In case SNG is produced, it opens the possibility of directly connecting the electricity grid with the gas grid, i.e. being able to shift renewable excess electricity via chemical processes into the gas grid, which can act as large chemical energy storage. Therefore, the available natural gas infrastructure can function to provide solutions to resolve both the temporal and spatial mismatch. Synthetic natural gas can be used either for re-electrification or by the energy end-user for heating/cooling purposes as well as alternative fuel in the transportation sector. Depending on the source of CO2 with which the SNG is produced, this conversion process can contribute to the decarbonization of the energy demand side.

Additionally to the conversion routes mentioned before, hydrogen, as well as SNG and other hydrocarbons, can be used in the chemical industry as a feedstock, reducing the carbon footprint of the industrial production.
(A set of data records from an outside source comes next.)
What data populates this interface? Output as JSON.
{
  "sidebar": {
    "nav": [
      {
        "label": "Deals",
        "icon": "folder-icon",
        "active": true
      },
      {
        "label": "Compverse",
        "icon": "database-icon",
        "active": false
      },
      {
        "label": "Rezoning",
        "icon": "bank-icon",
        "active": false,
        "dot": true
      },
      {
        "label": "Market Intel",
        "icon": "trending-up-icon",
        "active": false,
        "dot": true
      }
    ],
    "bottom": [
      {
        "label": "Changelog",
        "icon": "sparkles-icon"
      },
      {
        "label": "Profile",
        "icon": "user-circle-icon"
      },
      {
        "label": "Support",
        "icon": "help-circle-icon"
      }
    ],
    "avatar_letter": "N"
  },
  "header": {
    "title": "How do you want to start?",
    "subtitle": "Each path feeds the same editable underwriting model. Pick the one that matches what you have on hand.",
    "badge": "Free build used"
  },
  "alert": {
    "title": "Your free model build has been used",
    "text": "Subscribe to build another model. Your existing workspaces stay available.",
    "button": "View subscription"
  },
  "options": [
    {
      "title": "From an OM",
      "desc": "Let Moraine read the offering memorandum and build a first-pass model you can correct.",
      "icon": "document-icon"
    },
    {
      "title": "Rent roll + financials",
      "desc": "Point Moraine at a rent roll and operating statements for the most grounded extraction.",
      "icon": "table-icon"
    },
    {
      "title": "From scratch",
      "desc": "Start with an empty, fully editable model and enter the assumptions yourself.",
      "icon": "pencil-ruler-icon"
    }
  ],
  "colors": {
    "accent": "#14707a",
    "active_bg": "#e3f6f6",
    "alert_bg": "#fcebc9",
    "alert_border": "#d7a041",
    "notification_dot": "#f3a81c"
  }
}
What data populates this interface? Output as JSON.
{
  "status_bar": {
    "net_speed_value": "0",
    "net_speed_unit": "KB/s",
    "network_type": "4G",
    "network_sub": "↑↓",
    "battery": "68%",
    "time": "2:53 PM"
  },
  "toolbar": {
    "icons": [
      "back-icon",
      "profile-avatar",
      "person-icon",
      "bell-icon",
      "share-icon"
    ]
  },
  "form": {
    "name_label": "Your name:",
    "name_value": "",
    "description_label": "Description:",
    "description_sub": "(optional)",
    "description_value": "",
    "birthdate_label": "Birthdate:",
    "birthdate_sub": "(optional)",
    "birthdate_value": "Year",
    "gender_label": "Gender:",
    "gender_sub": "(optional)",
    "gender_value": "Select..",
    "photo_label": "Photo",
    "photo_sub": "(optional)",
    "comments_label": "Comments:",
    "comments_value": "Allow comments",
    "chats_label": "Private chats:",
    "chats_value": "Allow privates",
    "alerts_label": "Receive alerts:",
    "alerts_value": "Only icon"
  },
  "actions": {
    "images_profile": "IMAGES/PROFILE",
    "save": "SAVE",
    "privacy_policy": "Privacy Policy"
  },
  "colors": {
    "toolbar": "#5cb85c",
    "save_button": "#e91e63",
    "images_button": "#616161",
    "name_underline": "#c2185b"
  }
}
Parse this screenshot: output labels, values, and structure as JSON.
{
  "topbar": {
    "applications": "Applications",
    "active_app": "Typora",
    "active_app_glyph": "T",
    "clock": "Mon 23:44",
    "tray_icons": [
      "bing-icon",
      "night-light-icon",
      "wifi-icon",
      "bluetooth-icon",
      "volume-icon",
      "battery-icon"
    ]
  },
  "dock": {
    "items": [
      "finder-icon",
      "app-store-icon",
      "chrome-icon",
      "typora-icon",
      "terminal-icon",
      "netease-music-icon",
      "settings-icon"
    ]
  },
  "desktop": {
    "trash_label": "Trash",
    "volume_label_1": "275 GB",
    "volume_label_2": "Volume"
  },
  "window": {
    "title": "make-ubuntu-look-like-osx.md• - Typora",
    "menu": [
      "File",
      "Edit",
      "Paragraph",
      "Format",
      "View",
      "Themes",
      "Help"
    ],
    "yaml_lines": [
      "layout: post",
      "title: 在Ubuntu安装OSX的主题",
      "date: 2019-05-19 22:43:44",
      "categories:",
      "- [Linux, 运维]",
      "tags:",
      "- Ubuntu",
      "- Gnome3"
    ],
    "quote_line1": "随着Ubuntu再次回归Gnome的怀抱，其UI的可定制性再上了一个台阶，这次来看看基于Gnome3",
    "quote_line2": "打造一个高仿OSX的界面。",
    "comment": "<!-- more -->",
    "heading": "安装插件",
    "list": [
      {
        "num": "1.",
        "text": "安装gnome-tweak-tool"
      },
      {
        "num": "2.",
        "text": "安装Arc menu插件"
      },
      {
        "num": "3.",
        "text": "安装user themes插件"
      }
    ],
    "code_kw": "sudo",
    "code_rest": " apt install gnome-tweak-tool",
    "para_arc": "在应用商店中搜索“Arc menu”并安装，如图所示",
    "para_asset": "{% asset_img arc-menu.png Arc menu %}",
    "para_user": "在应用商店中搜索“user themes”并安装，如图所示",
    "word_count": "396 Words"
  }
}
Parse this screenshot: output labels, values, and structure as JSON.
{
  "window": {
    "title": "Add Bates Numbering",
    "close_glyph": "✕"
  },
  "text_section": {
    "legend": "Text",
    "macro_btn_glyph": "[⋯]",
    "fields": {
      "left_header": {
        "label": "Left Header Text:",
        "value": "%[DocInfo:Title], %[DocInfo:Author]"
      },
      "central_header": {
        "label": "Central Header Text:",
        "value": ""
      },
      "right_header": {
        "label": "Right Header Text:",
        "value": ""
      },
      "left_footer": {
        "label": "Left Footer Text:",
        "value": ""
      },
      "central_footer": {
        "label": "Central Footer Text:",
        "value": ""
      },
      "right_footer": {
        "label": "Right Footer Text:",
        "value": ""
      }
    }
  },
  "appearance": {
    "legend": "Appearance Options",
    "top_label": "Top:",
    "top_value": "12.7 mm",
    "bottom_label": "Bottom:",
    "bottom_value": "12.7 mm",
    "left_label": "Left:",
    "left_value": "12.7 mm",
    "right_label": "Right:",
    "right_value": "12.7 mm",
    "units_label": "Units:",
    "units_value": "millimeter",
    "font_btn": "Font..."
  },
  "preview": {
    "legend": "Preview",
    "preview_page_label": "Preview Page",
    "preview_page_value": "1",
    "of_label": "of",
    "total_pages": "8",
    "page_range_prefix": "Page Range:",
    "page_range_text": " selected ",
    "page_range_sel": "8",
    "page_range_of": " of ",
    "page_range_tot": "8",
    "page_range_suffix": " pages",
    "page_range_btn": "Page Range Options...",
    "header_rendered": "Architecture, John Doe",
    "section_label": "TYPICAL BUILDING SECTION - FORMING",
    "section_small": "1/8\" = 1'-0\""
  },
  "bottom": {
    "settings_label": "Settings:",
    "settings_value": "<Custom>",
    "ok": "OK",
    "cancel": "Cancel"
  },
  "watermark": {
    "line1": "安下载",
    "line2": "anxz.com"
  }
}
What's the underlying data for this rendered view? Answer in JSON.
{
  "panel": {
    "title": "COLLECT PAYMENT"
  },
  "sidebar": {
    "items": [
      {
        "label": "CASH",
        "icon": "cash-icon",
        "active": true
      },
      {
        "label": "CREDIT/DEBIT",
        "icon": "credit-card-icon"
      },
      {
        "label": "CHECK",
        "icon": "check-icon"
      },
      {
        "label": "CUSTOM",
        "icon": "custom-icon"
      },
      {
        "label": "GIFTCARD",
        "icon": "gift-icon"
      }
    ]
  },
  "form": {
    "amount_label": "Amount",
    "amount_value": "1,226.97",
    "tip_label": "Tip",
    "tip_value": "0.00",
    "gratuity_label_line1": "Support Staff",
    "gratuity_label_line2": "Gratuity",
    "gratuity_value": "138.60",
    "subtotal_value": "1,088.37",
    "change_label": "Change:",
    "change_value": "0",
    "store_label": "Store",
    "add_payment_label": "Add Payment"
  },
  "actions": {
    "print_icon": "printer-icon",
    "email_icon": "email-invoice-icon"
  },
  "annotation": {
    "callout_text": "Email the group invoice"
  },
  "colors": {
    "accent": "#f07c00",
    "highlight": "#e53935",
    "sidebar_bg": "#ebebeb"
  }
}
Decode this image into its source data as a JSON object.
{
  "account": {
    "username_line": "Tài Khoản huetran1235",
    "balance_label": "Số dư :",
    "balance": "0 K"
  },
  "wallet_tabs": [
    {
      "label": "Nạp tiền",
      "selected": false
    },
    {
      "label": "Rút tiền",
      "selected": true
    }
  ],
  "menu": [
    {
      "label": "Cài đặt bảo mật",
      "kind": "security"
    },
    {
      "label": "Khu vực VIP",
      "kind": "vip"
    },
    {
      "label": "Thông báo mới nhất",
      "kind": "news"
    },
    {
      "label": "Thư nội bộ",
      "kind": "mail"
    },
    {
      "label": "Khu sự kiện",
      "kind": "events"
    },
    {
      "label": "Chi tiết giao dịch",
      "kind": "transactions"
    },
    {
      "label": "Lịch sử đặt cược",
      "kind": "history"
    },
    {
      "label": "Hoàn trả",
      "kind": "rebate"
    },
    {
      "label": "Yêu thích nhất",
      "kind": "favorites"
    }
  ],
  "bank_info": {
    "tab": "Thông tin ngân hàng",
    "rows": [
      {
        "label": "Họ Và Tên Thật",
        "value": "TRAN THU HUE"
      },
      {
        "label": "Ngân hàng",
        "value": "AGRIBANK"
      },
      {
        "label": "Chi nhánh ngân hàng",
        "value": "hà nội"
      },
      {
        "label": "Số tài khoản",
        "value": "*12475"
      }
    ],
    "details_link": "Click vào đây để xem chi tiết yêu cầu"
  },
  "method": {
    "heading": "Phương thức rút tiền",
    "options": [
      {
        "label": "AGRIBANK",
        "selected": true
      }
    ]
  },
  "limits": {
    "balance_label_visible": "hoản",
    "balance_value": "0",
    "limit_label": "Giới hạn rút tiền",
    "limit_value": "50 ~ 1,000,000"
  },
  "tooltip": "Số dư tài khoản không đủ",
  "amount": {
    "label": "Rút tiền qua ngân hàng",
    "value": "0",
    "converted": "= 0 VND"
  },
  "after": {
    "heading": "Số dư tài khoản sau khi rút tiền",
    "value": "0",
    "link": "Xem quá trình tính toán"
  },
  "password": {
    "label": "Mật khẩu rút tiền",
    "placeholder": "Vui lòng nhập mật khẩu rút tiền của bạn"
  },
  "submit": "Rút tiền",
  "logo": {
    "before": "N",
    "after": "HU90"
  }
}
The various conversion pathways of electricity into fuels and feedstocks, which also allow for storage of energy, can serve multiple purposes with the advantages of increasing the energy system’s flexibility and enhancing the ability to establish new links between different markets, for instance the connection of the electricity market with markets in the heating, transport and chemical industry sectors.

The White Paper addresses the following P2X technologies:

  • Electrolyzer technology to produce hydrogen
  • Methanation technologies with different product inputs (i.e. bioenergy, CO2 from industry) with and without Carbondioxid Capture and Storage
  • Storage technologies for hydrogen and SNG
  • Technologies for injecting hydrogen or SNG into the natural gas grid
  • Selected hydrogen technologies in the energy end-use sectors (transport, industry)
  • Technologies to produce synthetic liquid fuels, mainly to be used as fuel in the transport sector or as feedstock in industry (methanol and ethanol)
  • Stationary technologies for re-electrification of hydrogen (fuel cell technologies)
  • Temporal and spatial resolved electricity flow analysis
  • Analysis of the CO2 reduction potential for several end-user (i.e. mobility, re-electrification, industrial products)
  • Feasibility of implementation of P2X technology as a mid-term and/or long-term energy storage option
  • Applicability of P2X technology in place of the grid upgrade/expansion, both in transmission and distribution levels, especially in light of emergence of renewable power intermittency and over-generation.
  • Feasibility of P2X technology as an ancillary service provider
  • Compilation of case studies of P2X technology in Switzerland with an aim to assess its multi-aspect feasibility in future.



Tom Kober, Coordinator of the joint SCCER activity White Paper P2X
Jörg Roth, Coordinator of the SCCER HaE (Leading House of the joint SCCER activity)


Results Summmary on Poster

Poster joint SCCER activity White Paper P2X

The White Paper

available for download:

in English

auf Deutsch

en français

full report (in English).